## Exercise requirements
Using the listing below, return every line that includes "Press".

*** Opening Dataset excerpts ***

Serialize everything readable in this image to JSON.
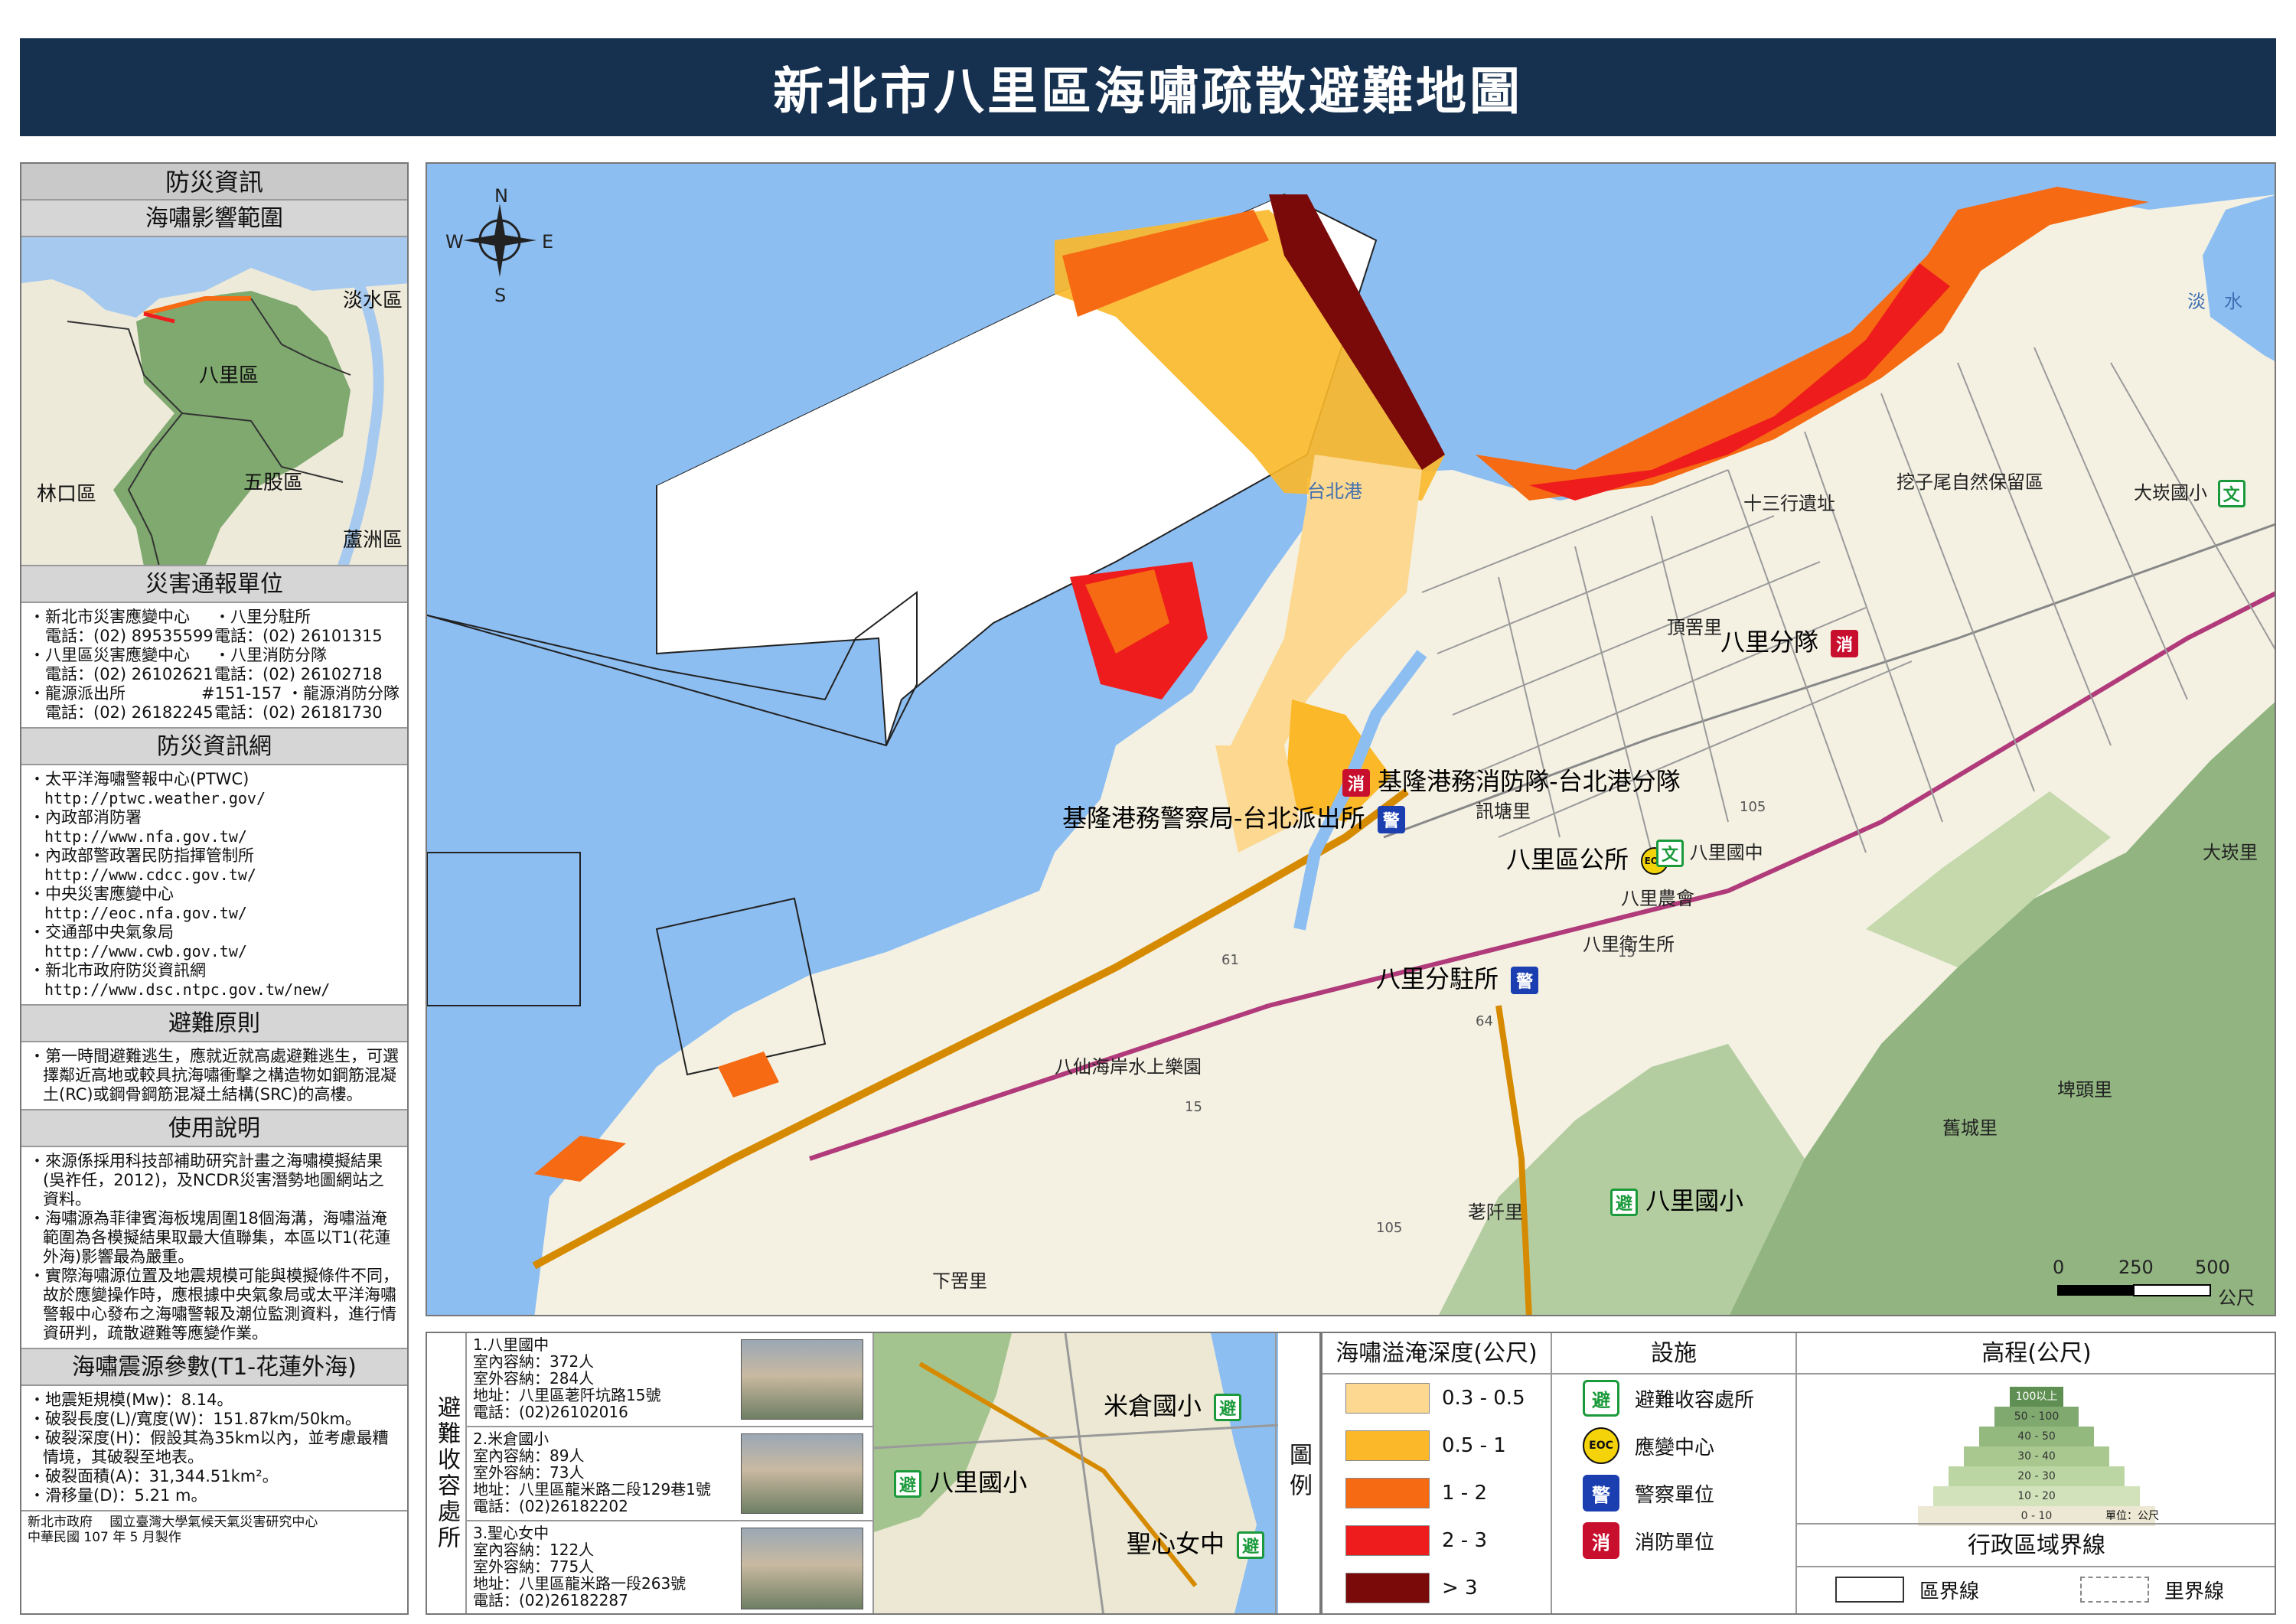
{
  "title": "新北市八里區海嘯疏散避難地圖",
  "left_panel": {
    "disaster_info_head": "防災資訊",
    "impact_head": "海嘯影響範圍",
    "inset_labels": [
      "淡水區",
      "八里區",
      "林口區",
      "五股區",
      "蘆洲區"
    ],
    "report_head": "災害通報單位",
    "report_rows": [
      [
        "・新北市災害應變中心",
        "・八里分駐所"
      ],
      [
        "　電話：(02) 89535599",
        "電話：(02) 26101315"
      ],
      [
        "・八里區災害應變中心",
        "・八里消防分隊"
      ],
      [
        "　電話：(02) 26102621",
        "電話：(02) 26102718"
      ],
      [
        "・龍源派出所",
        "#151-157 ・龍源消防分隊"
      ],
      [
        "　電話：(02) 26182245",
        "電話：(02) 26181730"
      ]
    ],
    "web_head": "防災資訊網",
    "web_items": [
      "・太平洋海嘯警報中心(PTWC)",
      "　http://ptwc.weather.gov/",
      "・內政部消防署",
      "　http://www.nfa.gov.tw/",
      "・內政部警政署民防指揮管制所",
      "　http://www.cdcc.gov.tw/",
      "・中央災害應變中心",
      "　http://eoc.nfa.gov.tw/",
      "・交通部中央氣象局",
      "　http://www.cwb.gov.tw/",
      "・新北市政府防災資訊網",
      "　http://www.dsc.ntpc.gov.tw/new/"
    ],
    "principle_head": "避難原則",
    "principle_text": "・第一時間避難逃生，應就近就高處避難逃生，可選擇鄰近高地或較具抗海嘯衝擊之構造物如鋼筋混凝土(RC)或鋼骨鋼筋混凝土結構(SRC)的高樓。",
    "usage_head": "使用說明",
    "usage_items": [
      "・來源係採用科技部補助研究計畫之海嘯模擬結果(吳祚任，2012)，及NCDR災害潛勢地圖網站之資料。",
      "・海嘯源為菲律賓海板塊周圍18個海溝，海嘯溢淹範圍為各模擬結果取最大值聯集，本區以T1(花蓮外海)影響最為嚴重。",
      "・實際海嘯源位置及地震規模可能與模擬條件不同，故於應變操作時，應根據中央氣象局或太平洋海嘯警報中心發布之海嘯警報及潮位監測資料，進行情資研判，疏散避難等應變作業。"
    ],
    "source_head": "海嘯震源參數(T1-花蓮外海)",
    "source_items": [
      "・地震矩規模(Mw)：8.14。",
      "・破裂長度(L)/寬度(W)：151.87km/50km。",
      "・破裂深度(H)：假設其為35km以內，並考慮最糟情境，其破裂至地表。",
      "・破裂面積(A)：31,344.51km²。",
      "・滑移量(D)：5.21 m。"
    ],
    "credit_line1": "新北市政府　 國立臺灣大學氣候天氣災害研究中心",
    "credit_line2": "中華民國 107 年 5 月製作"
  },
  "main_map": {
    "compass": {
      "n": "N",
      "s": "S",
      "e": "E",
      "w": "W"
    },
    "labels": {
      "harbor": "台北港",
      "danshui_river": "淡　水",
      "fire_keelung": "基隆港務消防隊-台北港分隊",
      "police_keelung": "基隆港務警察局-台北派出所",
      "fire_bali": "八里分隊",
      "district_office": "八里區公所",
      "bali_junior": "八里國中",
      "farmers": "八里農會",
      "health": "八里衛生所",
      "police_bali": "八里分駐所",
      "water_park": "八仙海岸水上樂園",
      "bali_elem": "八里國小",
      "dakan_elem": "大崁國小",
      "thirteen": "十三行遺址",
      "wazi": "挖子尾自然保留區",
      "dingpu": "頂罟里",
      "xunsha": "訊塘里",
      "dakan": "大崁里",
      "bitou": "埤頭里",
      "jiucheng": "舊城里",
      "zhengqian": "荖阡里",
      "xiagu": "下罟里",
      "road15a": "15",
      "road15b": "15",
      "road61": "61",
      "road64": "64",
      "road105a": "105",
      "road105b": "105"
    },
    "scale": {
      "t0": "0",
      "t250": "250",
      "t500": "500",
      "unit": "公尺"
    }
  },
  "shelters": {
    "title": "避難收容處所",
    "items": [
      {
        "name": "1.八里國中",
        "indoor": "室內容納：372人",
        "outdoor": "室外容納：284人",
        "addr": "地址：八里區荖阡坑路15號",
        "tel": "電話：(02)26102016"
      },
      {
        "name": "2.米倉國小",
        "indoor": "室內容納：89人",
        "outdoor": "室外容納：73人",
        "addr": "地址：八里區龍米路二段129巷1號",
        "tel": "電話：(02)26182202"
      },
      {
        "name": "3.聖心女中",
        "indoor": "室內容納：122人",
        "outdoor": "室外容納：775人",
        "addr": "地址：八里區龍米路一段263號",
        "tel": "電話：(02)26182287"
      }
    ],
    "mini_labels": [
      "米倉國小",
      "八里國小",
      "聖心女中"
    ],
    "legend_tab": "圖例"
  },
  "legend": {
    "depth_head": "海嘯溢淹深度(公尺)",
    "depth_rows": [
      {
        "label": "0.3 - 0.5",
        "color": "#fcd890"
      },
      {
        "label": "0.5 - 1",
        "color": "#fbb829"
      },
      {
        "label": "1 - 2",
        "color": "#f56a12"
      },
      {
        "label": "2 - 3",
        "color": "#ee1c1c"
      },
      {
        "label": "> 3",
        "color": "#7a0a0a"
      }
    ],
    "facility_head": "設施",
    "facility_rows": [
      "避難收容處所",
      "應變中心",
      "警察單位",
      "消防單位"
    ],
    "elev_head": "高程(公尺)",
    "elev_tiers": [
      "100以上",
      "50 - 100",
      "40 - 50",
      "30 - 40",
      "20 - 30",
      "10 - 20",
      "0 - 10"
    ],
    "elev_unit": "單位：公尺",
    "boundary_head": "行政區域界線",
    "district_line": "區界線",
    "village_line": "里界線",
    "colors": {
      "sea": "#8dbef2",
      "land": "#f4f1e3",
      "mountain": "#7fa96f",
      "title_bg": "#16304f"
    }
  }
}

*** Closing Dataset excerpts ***
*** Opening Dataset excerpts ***

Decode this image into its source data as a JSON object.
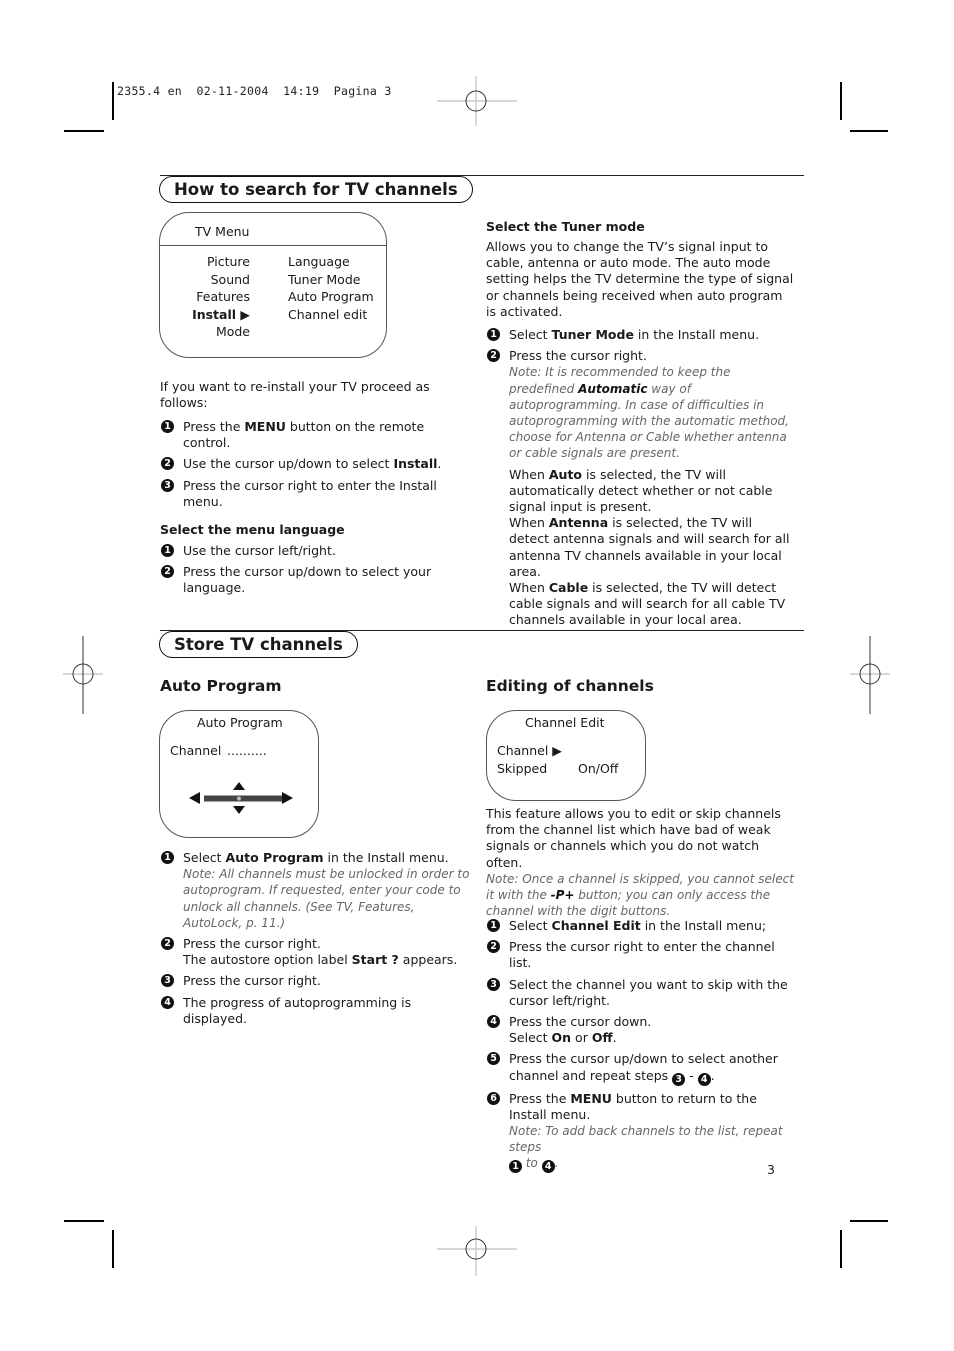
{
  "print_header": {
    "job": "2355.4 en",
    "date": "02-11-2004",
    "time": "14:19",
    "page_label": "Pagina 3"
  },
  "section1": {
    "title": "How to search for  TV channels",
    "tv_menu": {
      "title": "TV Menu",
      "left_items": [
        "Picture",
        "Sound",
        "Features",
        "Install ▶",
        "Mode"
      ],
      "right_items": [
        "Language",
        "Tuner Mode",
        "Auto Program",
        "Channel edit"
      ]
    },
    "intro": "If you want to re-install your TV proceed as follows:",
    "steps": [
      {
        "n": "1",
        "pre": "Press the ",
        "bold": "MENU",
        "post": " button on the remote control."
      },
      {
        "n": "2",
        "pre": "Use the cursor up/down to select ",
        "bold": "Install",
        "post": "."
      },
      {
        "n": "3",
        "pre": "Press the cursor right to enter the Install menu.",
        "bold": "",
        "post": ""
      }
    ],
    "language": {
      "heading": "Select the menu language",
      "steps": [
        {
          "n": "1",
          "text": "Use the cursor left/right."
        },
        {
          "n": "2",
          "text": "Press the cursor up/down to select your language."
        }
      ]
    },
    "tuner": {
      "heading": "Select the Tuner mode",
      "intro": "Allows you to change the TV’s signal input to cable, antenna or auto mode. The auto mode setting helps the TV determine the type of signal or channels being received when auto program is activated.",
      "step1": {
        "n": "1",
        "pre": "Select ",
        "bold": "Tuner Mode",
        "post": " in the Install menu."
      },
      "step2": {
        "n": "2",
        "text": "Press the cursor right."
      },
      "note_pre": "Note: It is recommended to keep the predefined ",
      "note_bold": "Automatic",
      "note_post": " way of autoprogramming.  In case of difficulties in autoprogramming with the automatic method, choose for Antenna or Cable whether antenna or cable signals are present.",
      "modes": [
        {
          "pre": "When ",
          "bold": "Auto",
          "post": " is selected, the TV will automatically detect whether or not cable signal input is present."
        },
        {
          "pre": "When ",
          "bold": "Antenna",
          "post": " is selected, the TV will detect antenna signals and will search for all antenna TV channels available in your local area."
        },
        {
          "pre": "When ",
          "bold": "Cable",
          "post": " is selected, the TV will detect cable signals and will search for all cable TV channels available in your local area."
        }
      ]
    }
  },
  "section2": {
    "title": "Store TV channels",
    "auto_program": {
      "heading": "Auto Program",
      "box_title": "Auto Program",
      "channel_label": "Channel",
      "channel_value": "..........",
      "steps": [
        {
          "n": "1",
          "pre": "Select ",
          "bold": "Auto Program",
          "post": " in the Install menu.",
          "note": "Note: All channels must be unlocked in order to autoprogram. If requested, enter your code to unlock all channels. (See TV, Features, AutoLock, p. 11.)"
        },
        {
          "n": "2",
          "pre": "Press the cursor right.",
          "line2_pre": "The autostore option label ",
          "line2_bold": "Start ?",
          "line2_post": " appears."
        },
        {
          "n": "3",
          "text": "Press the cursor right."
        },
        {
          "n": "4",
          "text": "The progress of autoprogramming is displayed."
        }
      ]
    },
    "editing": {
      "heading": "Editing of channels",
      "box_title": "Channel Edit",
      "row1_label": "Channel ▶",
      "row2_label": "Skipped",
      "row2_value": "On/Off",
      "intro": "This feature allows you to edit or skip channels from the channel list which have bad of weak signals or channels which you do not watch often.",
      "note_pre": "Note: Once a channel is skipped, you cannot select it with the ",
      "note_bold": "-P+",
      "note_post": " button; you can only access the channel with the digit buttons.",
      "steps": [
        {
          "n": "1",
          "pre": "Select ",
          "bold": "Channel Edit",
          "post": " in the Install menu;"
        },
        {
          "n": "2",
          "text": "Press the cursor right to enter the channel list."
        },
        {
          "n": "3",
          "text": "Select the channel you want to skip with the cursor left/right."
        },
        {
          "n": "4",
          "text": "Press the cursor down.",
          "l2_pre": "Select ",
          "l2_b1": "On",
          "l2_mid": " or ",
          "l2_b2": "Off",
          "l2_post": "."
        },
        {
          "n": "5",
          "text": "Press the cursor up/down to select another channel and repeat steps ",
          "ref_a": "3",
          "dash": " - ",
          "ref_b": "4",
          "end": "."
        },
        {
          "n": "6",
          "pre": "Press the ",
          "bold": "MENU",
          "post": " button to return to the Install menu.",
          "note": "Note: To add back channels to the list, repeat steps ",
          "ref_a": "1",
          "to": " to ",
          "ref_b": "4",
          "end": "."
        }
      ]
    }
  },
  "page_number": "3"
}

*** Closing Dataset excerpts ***

## Exercise answer
        "pre": "Press the ",
        "pre": "Press the cursor right to enter the Install menu.",
          "text": "Press the cursor up/down to select your language."
        "text": "Press the cursor right."
          "pre": "Press the cursor right.",
          "text": "Press the cursor right."
          "text": "Press the cursor right to enter the channel list."
          "text": "Press the cursor down.",
          "text": "Press the cursor up/down to select another channel and repeat steps ",
          "pre": "Press the ",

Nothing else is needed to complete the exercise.